==== INFORMATION SUPPLIED ====

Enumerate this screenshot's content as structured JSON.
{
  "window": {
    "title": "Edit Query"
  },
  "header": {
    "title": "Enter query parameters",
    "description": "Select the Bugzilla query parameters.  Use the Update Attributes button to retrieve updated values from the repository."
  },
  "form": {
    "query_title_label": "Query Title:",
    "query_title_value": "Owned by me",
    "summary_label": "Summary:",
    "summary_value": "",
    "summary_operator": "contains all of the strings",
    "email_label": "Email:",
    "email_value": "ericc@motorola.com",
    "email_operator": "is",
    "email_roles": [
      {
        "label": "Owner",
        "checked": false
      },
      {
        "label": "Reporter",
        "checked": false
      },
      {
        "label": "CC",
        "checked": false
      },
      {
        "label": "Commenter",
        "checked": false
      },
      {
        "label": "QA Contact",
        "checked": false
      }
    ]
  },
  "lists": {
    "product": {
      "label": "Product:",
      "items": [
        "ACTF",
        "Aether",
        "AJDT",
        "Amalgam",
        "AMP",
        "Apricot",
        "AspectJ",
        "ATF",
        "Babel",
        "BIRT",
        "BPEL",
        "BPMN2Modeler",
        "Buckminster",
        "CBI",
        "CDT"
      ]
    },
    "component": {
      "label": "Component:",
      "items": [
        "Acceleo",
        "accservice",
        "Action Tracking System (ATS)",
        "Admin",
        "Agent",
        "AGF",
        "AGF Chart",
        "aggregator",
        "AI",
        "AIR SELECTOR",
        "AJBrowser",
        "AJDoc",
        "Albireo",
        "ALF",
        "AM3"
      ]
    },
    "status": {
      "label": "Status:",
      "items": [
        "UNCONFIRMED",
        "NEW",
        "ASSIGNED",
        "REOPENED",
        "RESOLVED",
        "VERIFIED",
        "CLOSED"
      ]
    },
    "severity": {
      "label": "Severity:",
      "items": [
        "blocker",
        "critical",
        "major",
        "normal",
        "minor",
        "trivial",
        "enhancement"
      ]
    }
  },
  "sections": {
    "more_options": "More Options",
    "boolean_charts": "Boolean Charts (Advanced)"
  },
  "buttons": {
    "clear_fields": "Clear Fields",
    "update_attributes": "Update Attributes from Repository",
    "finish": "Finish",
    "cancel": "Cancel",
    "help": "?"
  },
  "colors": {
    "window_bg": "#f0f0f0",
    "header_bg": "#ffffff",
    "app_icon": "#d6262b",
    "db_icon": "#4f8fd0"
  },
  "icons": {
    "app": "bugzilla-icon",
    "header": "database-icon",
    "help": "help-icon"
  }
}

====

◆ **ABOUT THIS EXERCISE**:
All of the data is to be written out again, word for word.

◆ **TASK RESPONSE**:
Enumerate this screenshot's content as structured JSON.
{
  "window": {
    "title": "Edit Query"
  },
  "header": {
    "title": "Enter query parameters",
    "description": "Select the Bugzilla query parameters.  Use the Update Attributes button to retrieve updated values from the repository."
  },
  "form": {
    "query_title_label": "Query Title:",
    "query_title_value": "Owned by me",
    "summary_label": "Summary:",
    "summary_value": "",
    "summary_operator": "contains all of the strings",
    "email_label": "Email:",
    "email_value": "ericc@motorola.com",
    "email_operator": "is",
    "email_roles": [
      {
        "label": "Owner",
        "checked": false
      },
      {
        "label": "Reporter",
        "checked": false
      },
      {
        "label": "CC",
        "checked": false
      },
      {
        "label": "Commenter",
        "checked": false
      },
      {
        "label": "QA Contact",
        "checked": false
      }
    ]
  },
  "lists": {
    "product": {
      "label": "Product:",
      "items": [
        "ACTF",
        "Aether",
        "AJDT",
        "Amalgam",
        "AMP",
        "Apricot",
        "AspectJ",
        "ATF",
        "Babel",
        "BIRT",
        "BPEL",
        "BPMN2Modeler",
        "Buckminster",
        "CBI",
        "CDT"
      ]
    },
    "component": {
      "label": "Component:",
      "items": [
        "Acceleo",
        "accservice",
        "Action Tracking System (ATS)",
        "Admin",
        "Agent",
        "AGF",
        "AGF Chart",
        "aggregator",
        "AI",
        "AIR SELECTOR",
        "AJBrowser",
        "AJDoc",
        "Albireo",
        "ALF",
        "AM3"
      ]
    },
    "status": {
      "label": "Status:",
      "items": [
        "UNCONFIRMED",
        "NEW",
        "ASSIGNED",
        "REOPENED",
        "RESOLVED",
        "VERIFIED",
        "CLOSED"
      ]
    },
    "severity": {
      "label": "Severity:",
      "items": [
        "blocker",
        "critical",
        "major",
        "normal",
        "minor",
        "trivial",
        "enhancement"
      ]
    }
  },
  "sections": {
    "more_options": "More Options",
    "boolean_charts": "Boolean Charts (Advanced)"
  },
  "buttons": {
    "clear_fields": "Clear Fields",
    "update_attributes": "Update Attributes from Repository",
    "finish": "Finish",
    "cancel": "Cancel",
    "help": "?"
  },
  "colors": {
    "window_bg": "#f0f0f0",
    "header_bg": "#ffffff",
    "app_icon": "#d6262b",
    "db_icon": "#4f8fd0"
  },
  "icons": {
    "app": "bugzilla-icon",
    "header": "database-icon",
    "help": "help-icon"
  }
}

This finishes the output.